We also support choice in super. We're committed to making sure that every worker gets the best possible benefit from their scheme. We need to ensure that working people are informed and that the information enables them to make choices that are in their best interests and not in the banks' best interests. Those on the other side want to protect the banks. We know that. Some of the previous speakers have made that point. They avoided the banking royal commission 26 times, and now it is clear that they are doing the work of the banks. But that's their wont. But let's just be clear about why Labor will continue to protect it. If time allows, I'll relay some words from a senior Territorian in my electorate who wrote to me recently on this issue.
As previous speakers have said, we're referring the bill to the Senate Economics Committee, which is sensible. We will reserve our position on the proposed choice of fund changes until the Senate committee has reported.
Millions of Australians are being ripped off by underperforming funds. This theft just boils my blood. Someone very close to me had an employer who for many, many years was not paying super, when they clearly should have been, and you'll never guess it, the person running the business was incredibly wealthy. The person probably couldn't spend, in the rest of their days, the amount of money they had accumulated running their business, but for years they were ripping off the super of this good friend for mine. Those opposite would like to extend the amnesty—it is not right. This theft is becoming a bigger and bigger problem. In fact, superannuation theft increased by 25 per cent over the years 2013-14 to 2016-17. It may have been even more, were it not for the banking royal commission.

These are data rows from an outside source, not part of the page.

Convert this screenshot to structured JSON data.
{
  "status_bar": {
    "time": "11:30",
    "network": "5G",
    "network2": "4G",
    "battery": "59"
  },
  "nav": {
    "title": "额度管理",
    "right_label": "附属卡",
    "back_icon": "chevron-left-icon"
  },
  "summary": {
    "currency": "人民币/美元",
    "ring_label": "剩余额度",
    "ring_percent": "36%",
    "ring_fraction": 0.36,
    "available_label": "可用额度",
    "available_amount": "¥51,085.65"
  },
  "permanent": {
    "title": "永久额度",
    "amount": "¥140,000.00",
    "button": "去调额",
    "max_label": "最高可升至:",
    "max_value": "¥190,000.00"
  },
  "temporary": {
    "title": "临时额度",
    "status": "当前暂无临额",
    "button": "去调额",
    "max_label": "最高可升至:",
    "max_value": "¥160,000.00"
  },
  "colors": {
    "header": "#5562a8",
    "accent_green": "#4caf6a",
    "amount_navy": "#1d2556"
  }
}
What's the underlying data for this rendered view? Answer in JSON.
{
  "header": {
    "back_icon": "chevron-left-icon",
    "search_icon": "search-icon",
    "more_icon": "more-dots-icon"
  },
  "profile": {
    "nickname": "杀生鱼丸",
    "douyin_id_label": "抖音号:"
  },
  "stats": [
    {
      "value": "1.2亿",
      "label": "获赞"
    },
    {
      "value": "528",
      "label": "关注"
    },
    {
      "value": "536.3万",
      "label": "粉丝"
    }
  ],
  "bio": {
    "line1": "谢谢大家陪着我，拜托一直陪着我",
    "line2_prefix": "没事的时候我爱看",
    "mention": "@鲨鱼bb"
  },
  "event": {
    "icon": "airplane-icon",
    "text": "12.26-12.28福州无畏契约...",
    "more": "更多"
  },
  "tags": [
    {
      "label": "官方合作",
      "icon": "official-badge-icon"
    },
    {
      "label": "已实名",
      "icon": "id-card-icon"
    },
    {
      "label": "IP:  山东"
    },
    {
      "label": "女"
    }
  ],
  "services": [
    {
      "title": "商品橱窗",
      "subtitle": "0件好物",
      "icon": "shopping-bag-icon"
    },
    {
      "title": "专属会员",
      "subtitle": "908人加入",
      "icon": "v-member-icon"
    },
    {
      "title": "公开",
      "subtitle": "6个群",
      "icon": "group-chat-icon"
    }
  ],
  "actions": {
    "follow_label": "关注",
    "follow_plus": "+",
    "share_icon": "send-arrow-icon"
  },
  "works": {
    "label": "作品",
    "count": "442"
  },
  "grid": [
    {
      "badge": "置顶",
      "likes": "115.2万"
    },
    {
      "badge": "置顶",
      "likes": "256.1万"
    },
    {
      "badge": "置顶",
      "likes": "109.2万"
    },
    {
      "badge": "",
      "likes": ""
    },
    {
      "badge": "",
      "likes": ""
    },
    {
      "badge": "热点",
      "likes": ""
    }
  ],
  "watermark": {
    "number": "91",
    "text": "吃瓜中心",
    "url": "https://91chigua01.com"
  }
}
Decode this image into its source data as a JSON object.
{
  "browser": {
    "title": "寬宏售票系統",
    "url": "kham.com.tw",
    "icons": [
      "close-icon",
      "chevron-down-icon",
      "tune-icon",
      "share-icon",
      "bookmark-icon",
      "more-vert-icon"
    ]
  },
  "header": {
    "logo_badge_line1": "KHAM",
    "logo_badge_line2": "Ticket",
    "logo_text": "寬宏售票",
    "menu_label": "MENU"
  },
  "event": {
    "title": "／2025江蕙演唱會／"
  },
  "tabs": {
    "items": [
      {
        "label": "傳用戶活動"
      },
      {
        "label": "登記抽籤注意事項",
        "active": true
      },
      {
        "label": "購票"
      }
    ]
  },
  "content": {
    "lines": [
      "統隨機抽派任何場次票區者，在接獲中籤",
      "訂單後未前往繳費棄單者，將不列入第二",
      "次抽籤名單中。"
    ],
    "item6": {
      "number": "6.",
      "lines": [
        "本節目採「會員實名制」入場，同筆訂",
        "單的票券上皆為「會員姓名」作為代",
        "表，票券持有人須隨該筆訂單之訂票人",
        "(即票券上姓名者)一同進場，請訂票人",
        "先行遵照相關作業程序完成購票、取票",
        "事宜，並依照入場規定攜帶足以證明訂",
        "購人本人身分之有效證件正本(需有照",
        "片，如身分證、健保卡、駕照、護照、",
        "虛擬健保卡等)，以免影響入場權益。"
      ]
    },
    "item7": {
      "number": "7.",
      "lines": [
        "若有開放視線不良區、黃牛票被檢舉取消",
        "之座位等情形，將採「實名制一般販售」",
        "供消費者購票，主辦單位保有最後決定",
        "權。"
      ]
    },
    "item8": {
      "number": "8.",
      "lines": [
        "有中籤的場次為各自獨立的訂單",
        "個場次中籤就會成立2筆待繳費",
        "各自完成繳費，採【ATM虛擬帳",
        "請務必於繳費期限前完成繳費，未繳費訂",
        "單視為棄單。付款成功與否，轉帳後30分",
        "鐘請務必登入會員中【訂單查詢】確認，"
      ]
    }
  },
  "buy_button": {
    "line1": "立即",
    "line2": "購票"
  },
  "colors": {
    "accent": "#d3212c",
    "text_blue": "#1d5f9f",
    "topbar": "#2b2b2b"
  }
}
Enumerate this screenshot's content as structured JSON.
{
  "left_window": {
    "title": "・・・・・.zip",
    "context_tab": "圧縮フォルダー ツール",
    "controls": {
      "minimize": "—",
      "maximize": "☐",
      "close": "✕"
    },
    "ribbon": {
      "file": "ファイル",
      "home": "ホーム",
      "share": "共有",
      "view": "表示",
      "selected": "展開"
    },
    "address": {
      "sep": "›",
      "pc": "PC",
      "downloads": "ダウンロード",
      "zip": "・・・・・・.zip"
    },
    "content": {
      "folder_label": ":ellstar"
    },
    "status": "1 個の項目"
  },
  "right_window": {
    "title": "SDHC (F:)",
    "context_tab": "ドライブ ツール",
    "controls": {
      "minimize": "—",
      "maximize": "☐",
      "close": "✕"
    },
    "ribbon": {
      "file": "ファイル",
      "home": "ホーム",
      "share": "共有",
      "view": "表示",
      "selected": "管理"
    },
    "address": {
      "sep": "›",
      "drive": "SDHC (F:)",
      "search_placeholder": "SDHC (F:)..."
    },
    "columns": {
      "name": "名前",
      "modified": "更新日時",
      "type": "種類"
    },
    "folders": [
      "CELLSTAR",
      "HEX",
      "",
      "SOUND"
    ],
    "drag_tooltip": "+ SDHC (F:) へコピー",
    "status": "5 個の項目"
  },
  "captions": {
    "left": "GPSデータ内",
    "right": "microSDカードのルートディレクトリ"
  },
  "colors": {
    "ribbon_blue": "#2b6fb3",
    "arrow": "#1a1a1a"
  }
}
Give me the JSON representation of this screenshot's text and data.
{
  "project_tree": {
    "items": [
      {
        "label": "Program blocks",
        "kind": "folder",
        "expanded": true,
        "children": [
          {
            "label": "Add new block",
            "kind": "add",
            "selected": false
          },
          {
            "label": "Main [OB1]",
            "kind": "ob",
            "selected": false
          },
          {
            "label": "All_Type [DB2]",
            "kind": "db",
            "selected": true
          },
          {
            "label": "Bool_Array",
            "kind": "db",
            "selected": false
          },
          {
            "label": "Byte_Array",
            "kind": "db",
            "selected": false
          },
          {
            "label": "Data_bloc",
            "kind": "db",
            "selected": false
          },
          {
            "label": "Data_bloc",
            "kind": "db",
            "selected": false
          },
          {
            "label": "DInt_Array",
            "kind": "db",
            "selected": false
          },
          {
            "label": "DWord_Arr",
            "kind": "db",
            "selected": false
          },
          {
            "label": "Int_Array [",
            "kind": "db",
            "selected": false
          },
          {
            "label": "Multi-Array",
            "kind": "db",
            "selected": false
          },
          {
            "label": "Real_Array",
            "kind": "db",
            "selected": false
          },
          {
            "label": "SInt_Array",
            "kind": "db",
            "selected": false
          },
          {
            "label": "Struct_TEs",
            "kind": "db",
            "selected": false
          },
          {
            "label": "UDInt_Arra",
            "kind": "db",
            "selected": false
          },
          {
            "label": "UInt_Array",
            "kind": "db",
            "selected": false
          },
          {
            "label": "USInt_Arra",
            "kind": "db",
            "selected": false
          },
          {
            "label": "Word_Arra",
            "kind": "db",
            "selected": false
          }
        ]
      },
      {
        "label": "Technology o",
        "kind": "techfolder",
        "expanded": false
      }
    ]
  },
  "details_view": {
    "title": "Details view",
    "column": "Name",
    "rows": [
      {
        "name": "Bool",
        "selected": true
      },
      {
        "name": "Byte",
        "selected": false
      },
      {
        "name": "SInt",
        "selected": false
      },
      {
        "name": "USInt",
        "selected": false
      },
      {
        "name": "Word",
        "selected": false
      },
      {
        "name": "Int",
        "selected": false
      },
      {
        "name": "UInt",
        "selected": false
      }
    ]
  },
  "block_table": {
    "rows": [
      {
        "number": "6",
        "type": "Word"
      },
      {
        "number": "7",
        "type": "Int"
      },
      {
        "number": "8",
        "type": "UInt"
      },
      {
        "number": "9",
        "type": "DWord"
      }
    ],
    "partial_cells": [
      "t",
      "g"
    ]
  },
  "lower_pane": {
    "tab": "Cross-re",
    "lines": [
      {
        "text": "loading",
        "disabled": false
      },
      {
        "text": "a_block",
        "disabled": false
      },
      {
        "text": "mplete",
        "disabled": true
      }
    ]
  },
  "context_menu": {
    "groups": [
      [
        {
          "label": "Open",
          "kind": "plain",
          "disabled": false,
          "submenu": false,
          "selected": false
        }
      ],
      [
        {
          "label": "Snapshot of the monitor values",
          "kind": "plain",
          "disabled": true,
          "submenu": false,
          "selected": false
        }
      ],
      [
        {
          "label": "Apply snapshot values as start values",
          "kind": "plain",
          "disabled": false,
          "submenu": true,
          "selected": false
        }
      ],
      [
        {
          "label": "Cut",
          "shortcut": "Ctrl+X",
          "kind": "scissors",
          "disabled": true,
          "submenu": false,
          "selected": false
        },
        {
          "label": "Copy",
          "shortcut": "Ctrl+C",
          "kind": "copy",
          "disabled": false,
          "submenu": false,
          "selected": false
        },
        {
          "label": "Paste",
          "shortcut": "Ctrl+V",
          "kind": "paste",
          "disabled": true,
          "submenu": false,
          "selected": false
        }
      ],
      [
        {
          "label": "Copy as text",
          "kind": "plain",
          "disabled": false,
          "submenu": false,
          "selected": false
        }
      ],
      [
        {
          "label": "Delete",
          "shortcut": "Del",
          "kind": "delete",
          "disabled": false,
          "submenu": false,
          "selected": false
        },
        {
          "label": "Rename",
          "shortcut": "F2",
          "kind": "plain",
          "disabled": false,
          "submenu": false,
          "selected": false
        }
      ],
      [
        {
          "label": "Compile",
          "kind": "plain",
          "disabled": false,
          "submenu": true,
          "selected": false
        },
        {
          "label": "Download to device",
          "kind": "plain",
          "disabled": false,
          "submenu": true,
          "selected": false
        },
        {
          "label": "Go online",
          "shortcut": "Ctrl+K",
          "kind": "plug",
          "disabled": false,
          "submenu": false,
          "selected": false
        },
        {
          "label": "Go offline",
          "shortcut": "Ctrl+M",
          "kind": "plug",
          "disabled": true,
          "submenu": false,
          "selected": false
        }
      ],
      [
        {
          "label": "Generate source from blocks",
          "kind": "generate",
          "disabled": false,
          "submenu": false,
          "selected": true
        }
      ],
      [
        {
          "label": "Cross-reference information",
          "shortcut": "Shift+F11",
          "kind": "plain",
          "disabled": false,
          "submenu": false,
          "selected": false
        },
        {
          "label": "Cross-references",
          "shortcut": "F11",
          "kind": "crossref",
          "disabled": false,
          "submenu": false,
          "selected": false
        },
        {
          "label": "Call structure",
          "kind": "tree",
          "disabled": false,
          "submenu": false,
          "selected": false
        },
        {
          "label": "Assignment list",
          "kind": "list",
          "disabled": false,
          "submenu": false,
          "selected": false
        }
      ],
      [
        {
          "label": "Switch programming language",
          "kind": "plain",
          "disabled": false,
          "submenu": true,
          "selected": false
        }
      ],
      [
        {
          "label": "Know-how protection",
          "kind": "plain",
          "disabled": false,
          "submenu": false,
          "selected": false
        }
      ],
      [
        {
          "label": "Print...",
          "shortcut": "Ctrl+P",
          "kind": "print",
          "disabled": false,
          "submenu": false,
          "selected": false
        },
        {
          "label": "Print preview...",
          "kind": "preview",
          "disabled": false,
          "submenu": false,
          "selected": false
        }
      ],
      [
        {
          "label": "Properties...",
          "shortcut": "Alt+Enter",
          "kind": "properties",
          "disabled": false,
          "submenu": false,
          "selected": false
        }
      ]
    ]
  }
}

We just hope that some of these unscrupulous and unethical companies have started to change some of their practises, but we know that they, with the support of those opposite, will continue to seek every opportunity to take the funds of working people.